The gravity of representing Team USA set in during the Olympics opening ceremony, which was a highlight for Shaner.

“It’s always built up in your mind. You have opening ceremonies, it’s all these great athletes moving around, then you kind of get there and realize that they’re all just people too,” Shaner said. “And they go through the same stuff and they’re all just trying to do their best too.”

The actual competition was similar to the World Cups in which Shaner has competed, except that the pressure was up a notch. COVID restrictions also replaced fans with filtered crowd noise and speakers and halved the number of U.S. athletes walking in the opening ceremony.

“[COVID] kind of put a damper on things, but at the end of the day, we’re there to compete,” Shaner said. “We’re not there for all the fame and glory.”

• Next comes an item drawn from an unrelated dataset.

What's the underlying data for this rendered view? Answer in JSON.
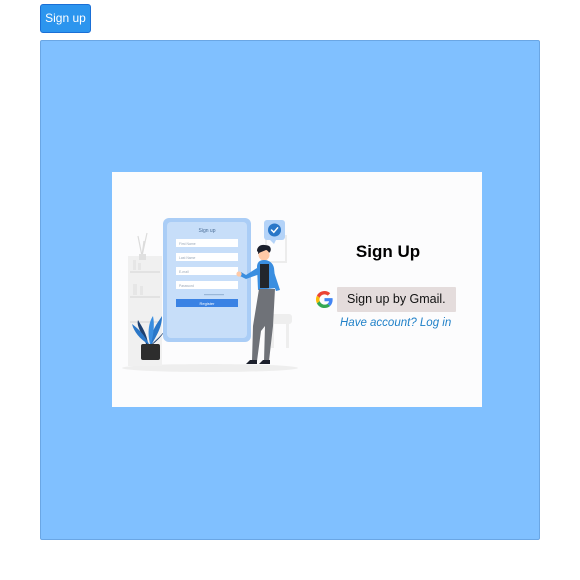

Shaner said he’s felt a bit of the infamous post-Olympics slump, but he is taking it day by day. He was lucky enough to have a few competitions to distract him immediately after his return from Tokyo before decompressing at home during winter break.

While Paris 2024 is the main goal, Shaner’s secondary focus is this season’s NCAA championships. As much as his gold medal means, he said there is always someone to push him on the collegiate level. Right now, there are three or four teams going back and forth in the rankings each week.

Shaner has also been trying to elevate his teammates, so that they might have some of the same experiences he’s had, as well as searching for sources of motivation outside of the Olympics.

“It is tough trying to find that motivation again and get back into it and keep going with it because you’ve already won like the highest competition you can,” Shaner said. “Finding new ways to motivate yourself is really key.”